The Israeli military’s map of the seperation wall’s “first phase.” For a larger image, click here.

On Sunday, June 6, 2004 at 4.00 p.m., at De Balie Amsterdam, an architecture design competition for an alternative plan for one of the so-called ‘unrecognized’ Arab villages in Israel will be kicked-off. The competition is part of One Land, Two Systems, a project that renders visible how spatial planning is used as a political instrument in Israel.

Just as the much-debated construction of the ‘wall’ between Israel and the Palestinian territories makes clear, the spatial planning policies in Israel lead to a state of ‘apartheid’, in which the Arab population is denied possibilities for development. Two systems, two existences, two physical realities. For Israeli villages, investment in their future encompasses good services, roads, green areas, while the ‘unrecognized’ Arab villages remain white spots in the eyes of the government, often literally removed from its maps. The architecture design competition is urgent because the results will be used in the case for the Israeli High Court against the Government Masterplan and the demolition of Arab houses.

The project One Land, Two Systems brings together architects, planners, photographers, lawyers, writers, human rights activists to design and show alternatives and to bring these into the publice debate. The FAST initiative (Foundation for Achieving a Seamless Territory) does not only aim at an
international audience, but tries to stimulate the public debate in Israel proper. With this design competition the international professional engages the spatial planning in Israel.

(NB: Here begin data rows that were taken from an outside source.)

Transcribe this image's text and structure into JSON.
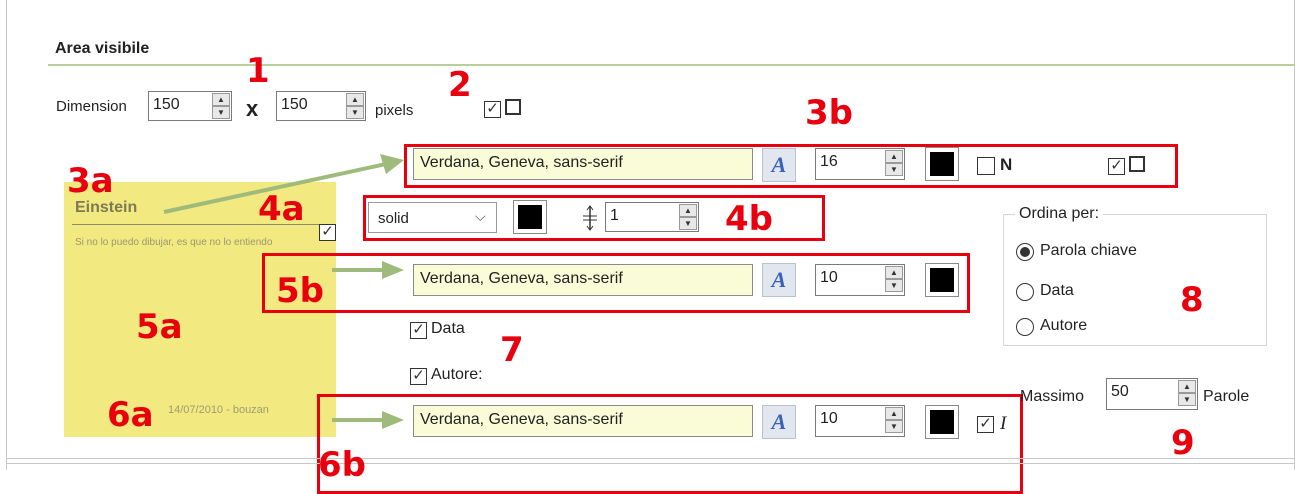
{
  "section": {
    "title": "Area visibile"
  },
  "dimension": {
    "label": "Dimension",
    "width": "150",
    "times": "x",
    "height": "150",
    "unit": "pixels"
  },
  "title_font": {
    "family": "Verdana, Geneva, sans-serif",
    "size": "16",
    "bold_label": "N"
  },
  "border": {
    "style": "solid",
    "width": "1"
  },
  "text_font": {
    "family": "Verdana, Geneva, sans-serif",
    "size": "10"
  },
  "options": {
    "date_label": "Data",
    "author_label": "Autore:"
  },
  "meta_font": {
    "family": "Verdana, Geneva, sans-serif",
    "size": "10",
    "italic_label": "I"
  },
  "sort": {
    "legend": "Ordina per:",
    "options": [
      "Parola chiave",
      "Data",
      "Autore"
    ],
    "selected": 0
  },
  "max": {
    "label": "Massimo",
    "value": "50",
    "unit": "Parole"
  },
  "preview": {
    "title": "Einstein",
    "text": "Si no lo puedo dibujar, es que no lo entiendo",
    "footer": "14/07/2010 - bouzan"
  },
  "annotations": {
    "n1": "1",
    "n2": "2",
    "n3a": "3a",
    "n3b": "3b",
    "n4a": "4a",
    "n4b": "4b",
    "n5a": "5a",
    "n5b": "5b",
    "n6a": "6a",
    "n6b": "6b",
    "n7": "7",
    "n8": "8",
    "n9": "9"
  }
}
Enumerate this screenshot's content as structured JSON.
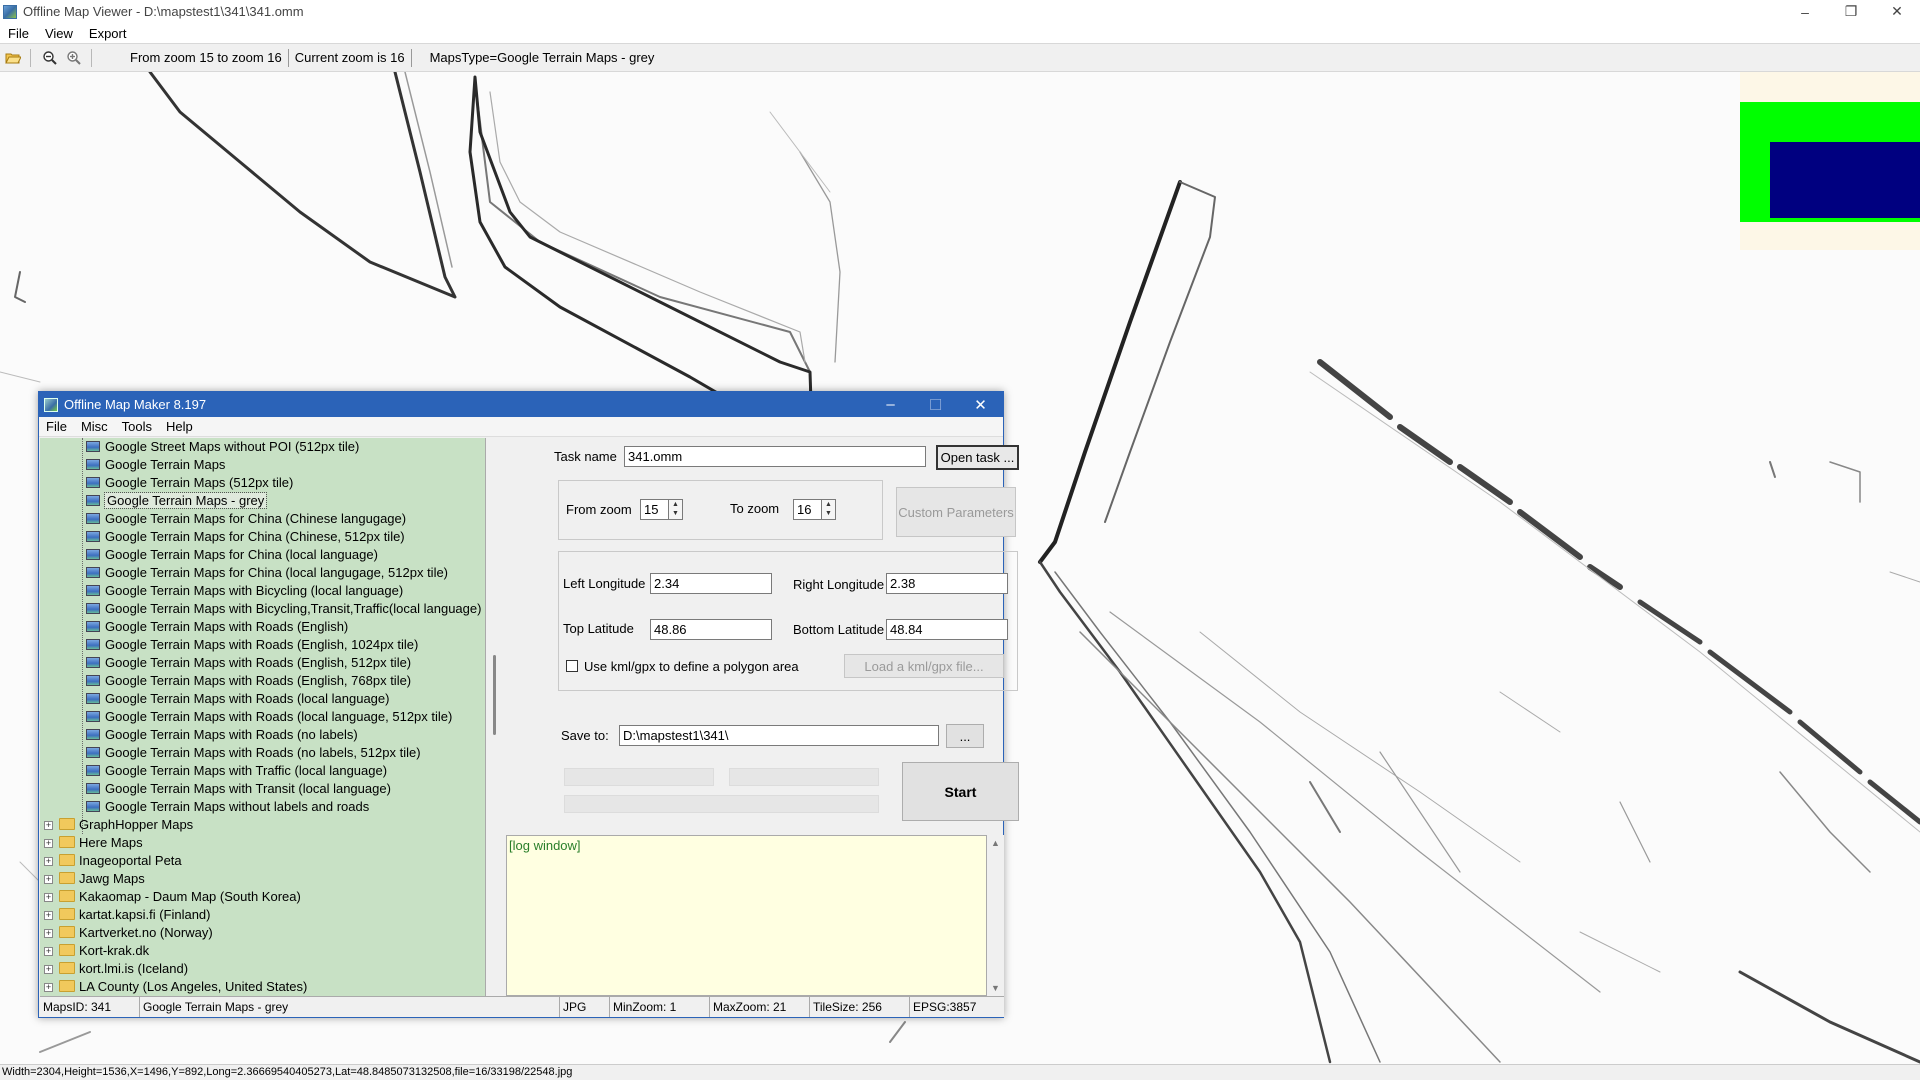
{
  "window": {
    "title": "Offline Map Viewer - D:\\mapstest1\\341\\341.omm",
    "controls": [
      "–",
      "❐",
      "✕"
    ]
  },
  "menu": [
    "File",
    "View",
    "Export"
  ],
  "toolbar": {
    "zoom_range": "From zoom 15 to zoom 16",
    "current_zoom": "Current zoom is 16",
    "maps_type": "MapsType=Google Terrain Maps - grey"
  },
  "status_main": "Width=2304,Height=1536,X=1496,Y=892,Long=2.36669540405273,Lat=48.8485073132508,file=16/33198/22548.jpg",
  "dialog": {
    "title": "Offline Map Maker 8.197",
    "controls": [
      "–",
      "☐",
      "✕"
    ],
    "menu": [
      "File",
      "Misc",
      "Tools",
      "Help"
    ],
    "tree_leaves": [
      "Google Street Maps without POI (512px tile)",
      "Google Terrain Maps",
      "Google Terrain Maps (512px tile)",
      "Google Terrain Maps - grey",
      "Google Terrain Maps for China (Chinese langugage)",
      "Google Terrain Maps for China (Chinese, 512px tile)",
      "Google Terrain Maps for China (local language)",
      "Google Terrain Maps for China (local langugage, 512px tile)",
      "Google Terrain Maps with Bicycling (local language)",
      "Google Terrain Maps with Bicycling,Transit,Traffic(local language)",
      "Google Terrain Maps with Roads (English)",
      "Google Terrain Maps with Roads (English, 1024px tile)",
      "Google Terrain Maps with Roads (English, 512px tile)",
      "Google Terrain Maps with Roads (English, 768px tile)",
      "Google Terrain Maps with Roads (local language)",
      "Google Terrain Maps with Roads (local language, 512px tile)",
      "Google Terrain Maps with Roads (no labels)",
      "Google Terrain Maps with Roads (no labels, 512px tile)",
      "Google Terrain Maps with Traffic (local language)",
      "Google Terrain Maps with Transit (local language)",
      "Google Terrain Maps without labels and roads"
    ],
    "selected_leaf": 3,
    "tree_folders": [
      "GraphHopper Maps",
      "Here Maps",
      "Inageoportal Peta",
      "Jawg Maps",
      "Kakaomap - Daum Map (South Korea)",
      "kartat.kapsi.fi (Finland)",
      "Kartverket.no (Norway)",
      "Kort-krak.dk",
      "kort.lmi.is (Iceland)",
      "LA County (Los Angeles, United States)"
    ],
    "task_name_label": "Task name",
    "task_name_value": "341.omm",
    "open_task": "Open task ...",
    "from_zoom_label": "From zoom",
    "from_zoom_value": "15",
    "to_zoom_label": "To zoom",
    "to_zoom_value": "16",
    "custom_params": "Custom Parameters",
    "left_lon_label": "Left Longitude",
    "left_lon_value": "2.34",
    "right_lon_label": "Right Longitude",
    "right_lon_value": "2.38",
    "top_lat_label": "Top Latitude",
    "top_lat_value": "48.86",
    "bottom_lat_label": "Bottom Latitude",
    "bottom_lat_value": "48.84",
    "kml_label": "Use kml/gpx to define a polygon area",
    "load_kml": "Load a kml/gpx file...",
    "save_to_label": "Save to:",
    "save_to_value": "D:\\mapstest1\\341\\",
    "browse": "...",
    "start": "Start",
    "log_text": "[log window]",
    "status": {
      "maps_id": "MapsID: 341",
      "maps_name": "Google Terrain Maps - grey",
      "format": "JPG",
      "min_zoom": "MinZoom: 1",
      "max_zoom": "MaxZoom: 21",
      "tile_size": "TileSize: 256",
      "epsg": "EPSG:3857"
    }
  },
  "colors": {
    "dialog_titlebar": "#2b63b8",
    "tree_bg": "#c8e1c5",
    "log_bg": "#ffffe1",
    "overview_green": "#00ff00",
    "overview_navy": "#000080"
  }
}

The program of 6 June in De Balie consists of a press conference and a public debate.

The press conference presents the architecture design competition, and the background of this competition through the description of the situation of Ein Hud, an ‘unrecognized’ village in Israel. The Q&A session will be followed by a debate on the significance of this project and the use of spatial planning for political purposes in Israel and elsewhere.

Participants include Malkit Shoshan (initiator FAST/ Foundation for Achieving a Seamless Territory), Anil Ramdas (de Balie), Muhammad Abu al-Hayje (Ein Hud-resident and chairman of the Association of Forty organisation of un-recognized villages) and international jury members Stefano Boeri (architect,
editor Domus magazine), Jeff Halper (Israeli Committee Against Housing Demolition), Alexandre (Sandy) Kedar (professor of Law, Haifa University), Eyal Weizman (Isreali architect, artist and writer, Londen), and others.

Ole Bouman chairs the debate

The event will be held in English.

For more information
Reservations: 020-5535151
Venue location: De Balie Amsterdam
10 1017 RR Amsterdam>